 Vespel ®: Chemically, this is a polyimide blend (DuPont). One of the most widely used materials for HPLC valve rotor seals. It has excellent chemical compatibility with most HPLC mobile phases, excellent temperature stability and a pH limit of 10. An excellent choice for most applications.

Tefzel ®: Chemical name, ethylene-tetrafluoroethylene (aka, "ETFE"). It has excellent chemical compatibility with most HPLC mobile phases and a higher pH limit of 14. Tefzel's preferred applications are where very high (>9) or very low (<3) pH solutions or mobile phases are used. Not compatible with some chlorinated solvents and in most forms it has a temperature limit of 50°C.
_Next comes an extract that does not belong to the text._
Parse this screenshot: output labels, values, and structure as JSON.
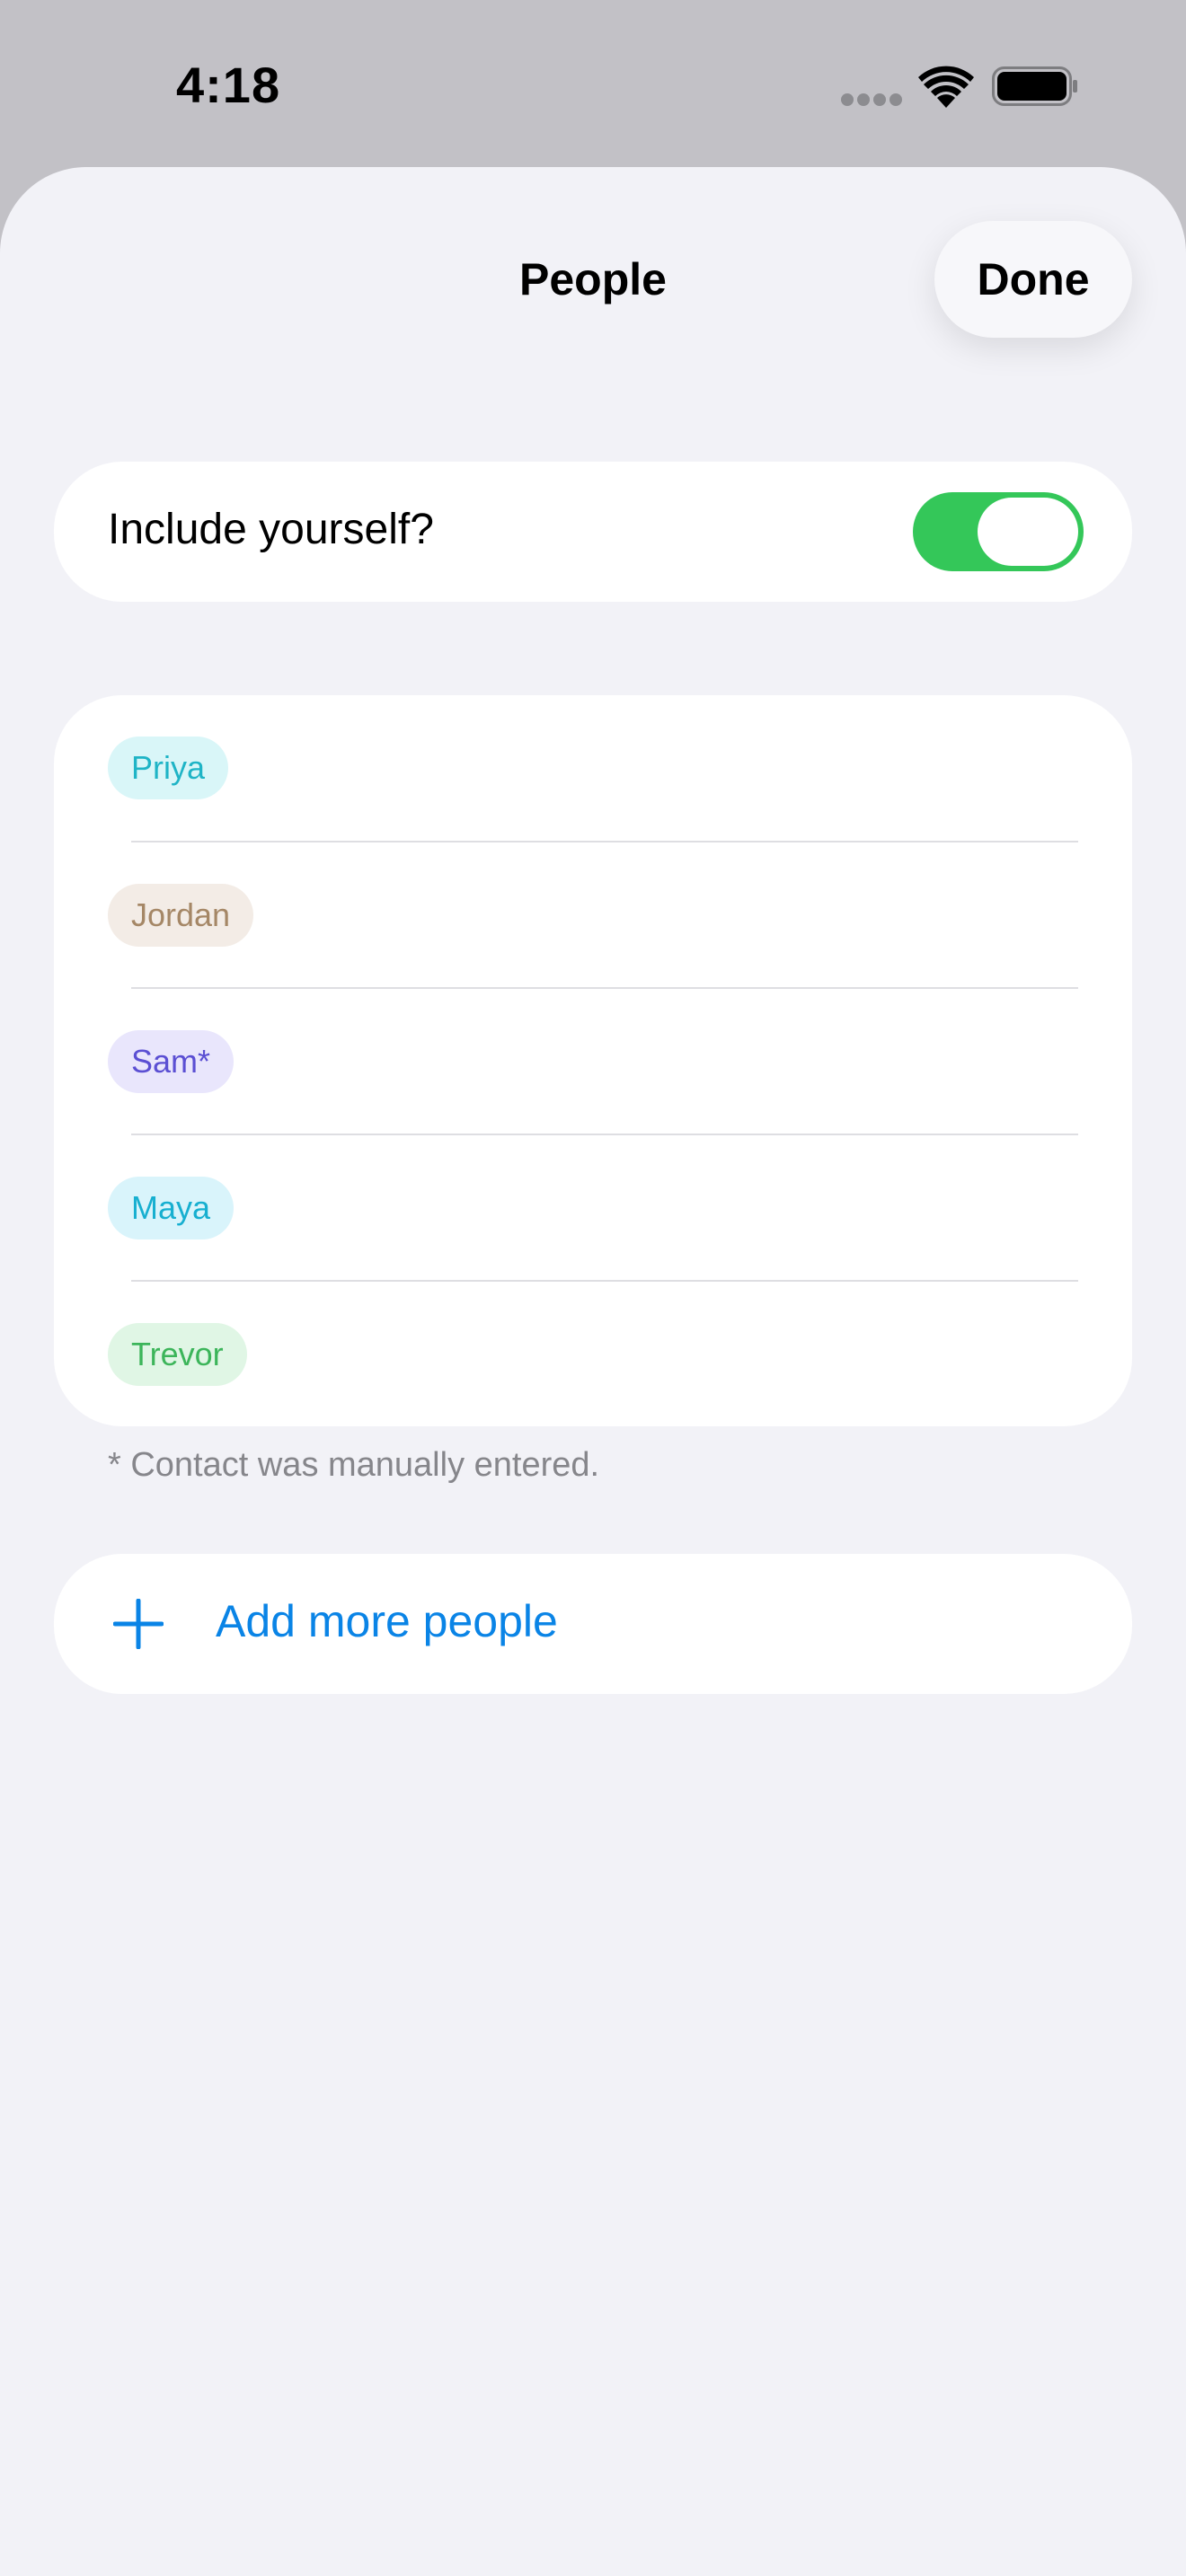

PEEK: Chemical name, polyether-ether ketone. Known for applications where biocompatibility and / or high temperatures are of concern. Like Tefzel, it has excellent chemical compatibility at room temperature with most HPLC mobile phases. Most vendors report a working pH range between 1 and 14. Unlike Tefzel, it has a much higher temperature limit (i.e. 100°C or higher), but its resistance to some chemicals appear to degrade with increasing temperature. Contraindicated where it will come into contact with solutions of THF, methylene chloride, DMSO or concentrated acids (i.e. nitric or sulfuric). Some sources have observed problems with chloroform as well, especially with PEEK tubing, so it may not be recommended for those applications.

 
For more information on troubleshooting HPLC injector valves, please refer to this linked article, "Troubleshooting HPLC Injectors (Manual and Automated)".